They say timing is everything. When we launched Wine Press Northwest in April 1998, there were 250 wineries in the Pacific Northwest. Today, there are more than 500.
Does that make us visionaries? Doubtful. We just happened to come up with a good idea at the right time.
Five years ago, we started this magazine because we wanted to celebrate the wines of the Pacific Northwest. We didn't feel like our region was getting much respect from the national and international wine publications and thought there was a niche to fill.
Since then, the profile of Northwest wines -- primarily Washington -- has risen considerably. It's actually difficult to go anywhere in the country without seeing a newspaper or magazine article on Northwest wines.
In 1998, we published two issues, printed 20,000 copies of each and gave them away at wineries throughout the Northwest. It was a test to see if the time was right for a Northwest magazine. When readers started sending in money -- even before we began offering subscriptions -- we knew we were on to something.

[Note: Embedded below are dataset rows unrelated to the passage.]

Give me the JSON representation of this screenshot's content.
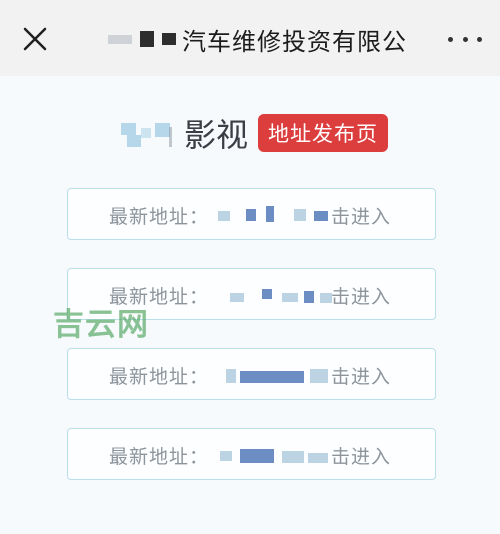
{
  "topbar": {
    "title_visible": "汽车维修投资有限公"
  },
  "site": {
    "name_visible": "影视",
    "publish_badge": "地址发布页"
  },
  "addresses": [
    {
      "label": "最新地址：",
      "action": "击进入"
    },
    {
      "label": "最新地址：",
      "action": "击进入"
    },
    {
      "label": "最新地址：",
      "action": "击进入"
    },
    {
      "label": "最新地址：",
      "action": "击进入"
    }
  ],
  "watermark": "吉云网",
  "colors": {
    "badge": "#dc3d3d",
    "button_border": "#b9dfe8",
    "watermark": "#5aaa68"
  },
  "icons": {
    "close": "close-icon",
    "more": "more-horizontal-icon"
  }
}
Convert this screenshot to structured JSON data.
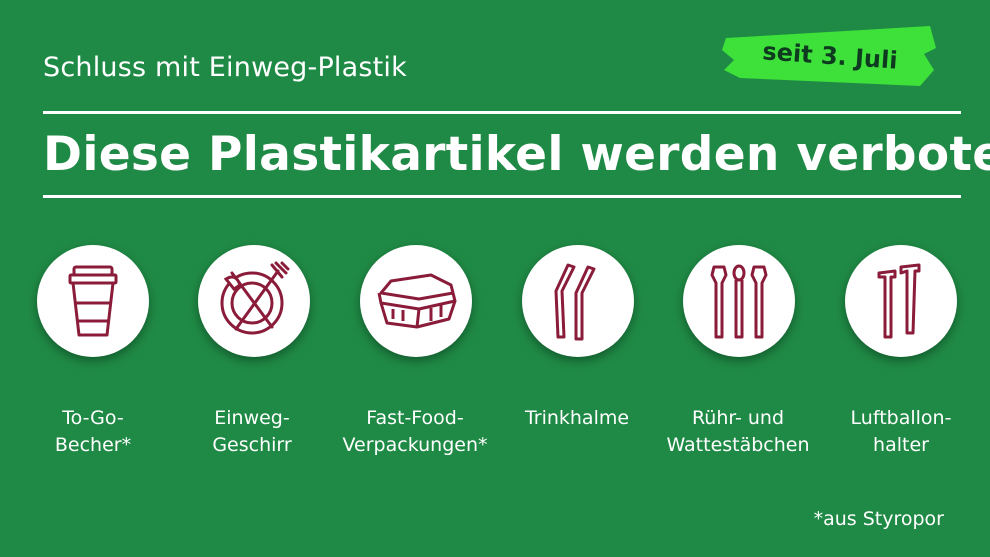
{
  "header": {
    "subtitle": "Schluss mit Einweg-Plastik",
    "badge": "seit 3. Juli",
    "title": "Diese Plastikartikel werden verboten"
  },
  "items": [
    {
      "label_line1": "To-Go-",
      "label_line2": "Becher*",
      "icon": "to-go-cup-icon"
    },
    {
      "label_line1": "Einweg-",
      "label_line2": "Geschirr",
      "icon": "plate-cutlery-icon"
    },
    {
      "label_line1": "Fast-Food-",
      "label_line2": "Verpackungen*",
      "icon": "food-box-icon"
    },
    {
      "label_line1": "Trinkhalme",
      "label_line2": "",
      "icon": "straws-icon"
    },
    {
      "label_line1": "Rühr- und",
      "label_line2": "Wattestäbchen",
      "icon": "stirrers-cotton-buds-icon"
    },
    {
      "label_line1": "Luftballon-",
      "label_line2": "halter",
      "icon": "balloon-sticks-icon"
    }
  ],
  "footnote": "*aus Styropor",
  "colors": {
    "background": "#1f8a45",
    "badge": "#3ee03a",
    "icon": "#8a1c3a",
    "text": "#ffffff"
  }
}
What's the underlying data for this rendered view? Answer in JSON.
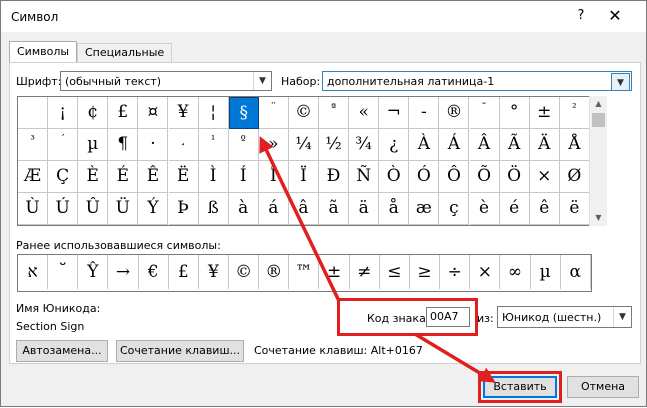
{
  "window": {
    "title": "Символ",
    "help_label": "?",
    "close_label": "✕"
  },
  "tabs": [
    {
      "label": "Символы",
      "active": true
    },
    {
      "label": "Специальные знаки",
      "active": false
    }
  ],
  "font": {
    "label": "Шрифт:",
    "value": "(обычный текст)"
  },
  "subset": {
    "label": "Набор:",
    "value": "дополнительная латиница-1"
  },
  "grid": {
    "rows": [
      [
        " ",
        "¡",
        "¢",
        "£",
        "¤",
        "¥",
        "¦",
        "§",
        "¨",
        "©",
        "ª",
        "«",
        "¬",
        "-",
        "®",
        "¯",
        "°",
        "±",
        "²"
      ],
      [
        "³",
        "´",
        "µ",
        "¶",
        "·",
        "¸",
        "¹",
        "º",
        "»",
        "¼",
        "½",
        "¾",
        "¿",
        "À",
        "Á",
        "Â",
        "Ã",
        "Ä",
        "Å"
      ],
      [
        "Æ",
        "Ç",
        "È",
        "É",
        "Ê",
        "Ë",
        "Ì",
        "Í",
        "Î",
        "Ï",
        "Ð",
        "Ñ",
        "Ò",
        "Ó",
        "Ô",
        "Õ",
        "Ö",
        "×",
        "Ø"
      ],
      [
        "Ù",
        "Ú",
        "Û",
        "Ü",
        "Ý",
        "Þ",
        "ß",
        "à",
        "á",
        "â",
        "ã",
        "ä",
        "å",
        "æ",
        "ç",
        "è",
        "é",
        "ê",
        "ë"
      ]
    ],
    "selected": {
      "row": 0,
      "col": 7
    }
  },
  "recent": {
    "label": "Ранее использовавшиеся символы:",
    "symbols": [
      "ﬡ",
      "ﬞ",
      "Ŷ",
      "→",
      "€",
      "£",
      "¥",
      "©",
      "®",
      "™",
      "±",
      "≠",
      "≤",
      "≥",
      "÷",
      "×",
      "∞",
      "µ",
      "α"
    ]
  },
  "unicode_name": {
    "label": "Имя Юникода:",
    "value": "Section Sign"
  },
  "code": {
    "label": "Код знака:",
    "value": "00A7",
    "from_label": "из:",
    "from_value": "Юникод (шестн.)"
  },
  "buttons": {
    "autocorrect": "Автозамена...",
    "shortcut_key": "Сочетание клавиш...",
    "insert": "Вставить",
    "cancel": "Отмена"
  },
  "shortcut_info": "Сочетание клавиш: Alt+0167",
  "colors": {
    "accent": "#0078d7",
    "annotation": "#e02020"
  }
}
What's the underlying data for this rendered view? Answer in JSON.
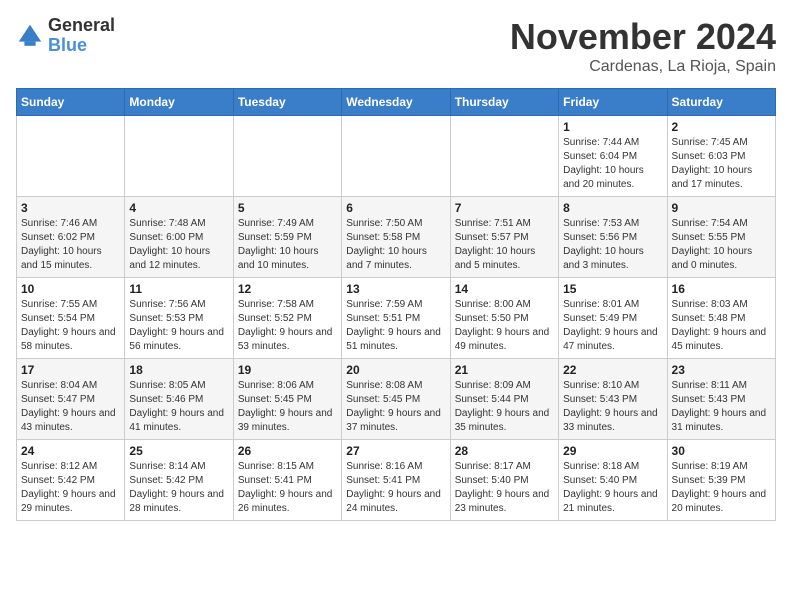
{
  "header": {
    "logo_line1": "General",
    "logo_line2": "Blue",
    "month": "November 2024",
    "location": "Cardenas, La Rioja, Spain"
  },
  "weekdays": [
    "Sunday",
    "Monday",
    "Tuesday",
    "Wednesday",
    "Thursday",
    "Friday",
    "Saturday"
  ],
  "weeks": [
    [
      {
        "day": "",
        "info": ""
      },
      {
        "day": "",
        "info": ""
      },
      {
        "day": "",
        "info": ""
      },
      {
        "day": "",
        "info": ""
      },
      {
        "day": "",
        "info": ""
      },
      {
        "day": "1",
        "info": "Sunrise: 7:44 AM\nSunset: 6:04 PM\nDaylight: 10 hours and 20 minutes."
      },
      {
        "day": "2",
        "info": "Sunrise: 7:45 AM\nSunset: 6:03 PM\nDaylight: 10 hours and 17 minutes."
      }
    ],
    [
      {
        "day": "3",
        "info": "Sunrise: 7:46 AM\nSunset: 6:02 PM\nDaylight: 10 hours and 15 minutes."
      },
      {
        "day": "4",
        "info": "Sunrise: 7:48 AM\nSunset: 6:00 PM\nDaylight: 10 hours and 12 minutes."
      },
      {
        "day": "5",
        "info": "Sunrise: 7:49 AM\nSunset: 5:59 PM\nDaylight: 10 hours and 10 minutes."
      },
      {
        "day": "6",
        "info": "Sunrise: 7:50 AM\nSunset: 5:58 PM\nDaylight: 10 hours and 7 minutes."
      },
      {
        "day": "7",
        "info": "Sunrise: 7:51 AM\nSunset: 5:57 PM\nDaylight: 10 hours and 5 minutes."
      },
      {
        "day": "8",
        "info": "Sunrise: 7:53 AM\nSunset: 5:56 PM\nDaylight: 10 hours and 3 minutes."
      },
      {
        "day": "9",
        "info": "Sunrise: 7:54 AM\nSunset: 5:55 PM\nDaylight: 10 hours and 0 minutes."
      }
    ],
    [
      {
        "day": "10",
        "info": "Sunrise: 7:55 AM\nSunset: 5:54 PM\nDaylight: 9 hours and 58 minutes."
      },
      {
        "day": "11",
        "info": "Sunrise: 7:56 AM\nSunset: 5:53 PM\nDaylight: 9 hours and 56 minutes."
      },
      {
        "day": "12",
        "info": "Sunrise: 7:58 AM\nSunset: 5:52 PM\nDaylight: 9 hours and 53 minutes."
      },
      {
        "day": "13",
        "info": "Sunrise: 7:59 AM\nSunset: 5:51 PM\nDaylight: 9 hours and 51 minutes."
      },
      {
        "day": "14",
        "info": "Sunrise: 8:00 AM\nSunset: 5:50 PM\nDaylight: 9 hours and 49 minutes."
      },
      {
        "day": "15",
        "info": "Sunrise: 8:01 AM\nSunset: 5:49 PM\nDaylight: 9 hours and 47 minutes."
      },
      {
        "day": "16",
        "info": "Sunrise: 8:03 AM\nSunset: 5:48 PM\nDaylight: 9 hours and 45 minutes."
      }
    ],
    [
      {
        "day": "17",
        "info": "Sunrise: 8:04 AM\nSunset: 5:47 PM\nDaylight: 9 hours and 43 minutes."
      },
      {
        "day": "18",
        "info": "Sunrise: 8:05 AM\nSunset: 5:46 PM\nDaylight: 9 hours and 41 minutes."
      },
      {
        "day": "19",
        "info": "Sunrise: 8:06 AM\nSunset: 5:45 PM\nDaylight: 9 hours and 39 minutes."
      },
      {
        "day": "20",
        "info": "Sunrise: 8:08 AM\nSunset: 5:45 PM\nDaylight: 9 hours and 37 minutes."
      },
      {
        "day": "21",
        "info": "Sunrise: 8:09 AM\nSunset: 5:44 PM\nDaylight: 9 hours and 35 minutes."
      },
      {
        "day": "22",
        "info": "Sunrise: 8:10 AM\nSunset: 5:43 PM\nDaylight: 9 hours and 33 minutes."
      },
      {
        "day": "23",
        "info": "Sunrise: 8:11 AM\nSunset: 5:43 PM\nDaylight: 9 hours and 31 minutes."
      }
    ],
    [
      {
        "day": "24",
        "info": "Sunrise: 8:12 AM\nSunset: 5:42 PM\nDaylight: 9 hours and 29 minutes."
      },
      {
        "day": "25",
        "info": "Sunrise: 8:14 AM\nSunset: 5:42 PM\nDaylight: 9 hours and 28 minutes."
      },
      {
        "day": "26",
        "info": "Sunrise: 8:15 AM\nSunset: 5:41 PM\nDaylight: 9 hours and 26 minutes."
      },
      {
        "day": "27",
        "info": "Sunrise: 8:16 AM\nSunset: 5:41 PM\nDaylight: 9 hours and 24 minutes."
      },
      {
        "day": "28",
        "info": "Sunrise: 8:17 AM\nSunset: 5:40 PM\nDaylight: 9 hours and 23 minutes."
      },
      {
        "day": "29",
        "info": "Sunrise: 8:18 AM\nSunset: 5:40 PM\nDaylight: 9 hours and 21 minutes."
      },
      {
        "day": "30",
        "info": "Sunrise: 8:19 AM\nSunset: 5:39 PM\nDaylight: 9 hours and 20 minutes."
      }
    ]
  ]
}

We moved to a quarterly schedule in 1999 and have stuck with that since -- with the biggest complaint being that we don't come out more often.
When I look back on the first several issues, I laugh -- and I cringe. Our production wasn't too hot, and the printer we used did a mediocre job at best. But readers responded because they were hungry for information. Once I left the feature page design to our freelance photographer Jackie Johnston and switched to a printer in Portland, the quality of the magazine started to take off.
We've adjusted the content of Wine Press Northwest through the first five years, though we've stuck to our guns that everything we cover has to do with Northwest wine. We started out with several standing features that still remain, including a Q&A column by Ken Robertson and the Match Makers series by Eric Degerman (he sends a bottle of wine to two different Northwest chefs and sees what they come up with for a matching recipe). In 2000, we welcomed two new columnists: Braiden Rex-Johnson, who pairs wines with fresh regional ingredients; and Mike Lee, who covered viticulture from a consumer standpoint. Sadly, the Winter 2002 issue contained Mike's last column, as he has since moved to Sacramento, Calif.
In 2001, longtime Northwest wine writer Bob Woehler began his column, "Vintage Musings," in which he reviews older Northwest wines, a job for which he is uniquely qualified: This year, Bob celebrates his 25th year as a newspaper wine columnist.
Beginning with this issue, we welcome Dan Berger as a columnist. Dan is a globally renowned wine writer and author who lives in Santa Rosa, Calif., and is smitten with Northwest wines. His column, "A Distant Perspective," contains his no-holds-barred approach to the world of wine -- with a special emphasis on the Pacific Northwest.
As I look back on our first half-decade, I'm most pleased with how we've developed our systems and standards for reviewing wines. Wine Press Northwest has had the privilege of working with Coke Roth, an international wine judge who lives in the Tri-Cities. Thanks to Coke's coaxing, we've modified the way we judge wines since we started, and now we evaluate everything with total blindness: We don't know the producer or even the variety or style of the wine until after we've judged and reviewed it. Two more volunteers, Hank Sauer and Paul Sinclair, ensure the judgings' integrity. This is the most honest way we can think of to fairly judge wines.
And judge wines we have. As of this issue, we've reviewed 2,811 wines in Wine Press Northwest. That's an average of nearly 150 Northwest wines reviewed per issue -- and we didn't really review that many wines the first two years. We've seen a lot of Merlot (433 so far), Chardonnay (310), Cabernet Sauvignon (298) and Pinot Noir (294). We've had front-row seats to the emergence of Syrah (158), and the renaissance of Riesling (147). We've earned a few cavities on late-harvest wines (79) and ice wines (56), and we've come to appreciate some varieties that are, well, out of the mainstream, including Auxerrois (2), Mueller-Thurgau (5) and Mourvedre (1).
I would be remiss if I didn't give credit to my wife, Melissa, who gets dragged around the Northwest to wine festivals and wineries, as well as my mother, Mona Perdue, who sells our ads. Early on, we struggled to find someone who wanted to sell advertising, and she'd recently retired after 30 years as a teacher. So I put her to work. It was supposed to be temporary, but she's done such a great job, now she's stuck with it.
Now it's on to the next five years.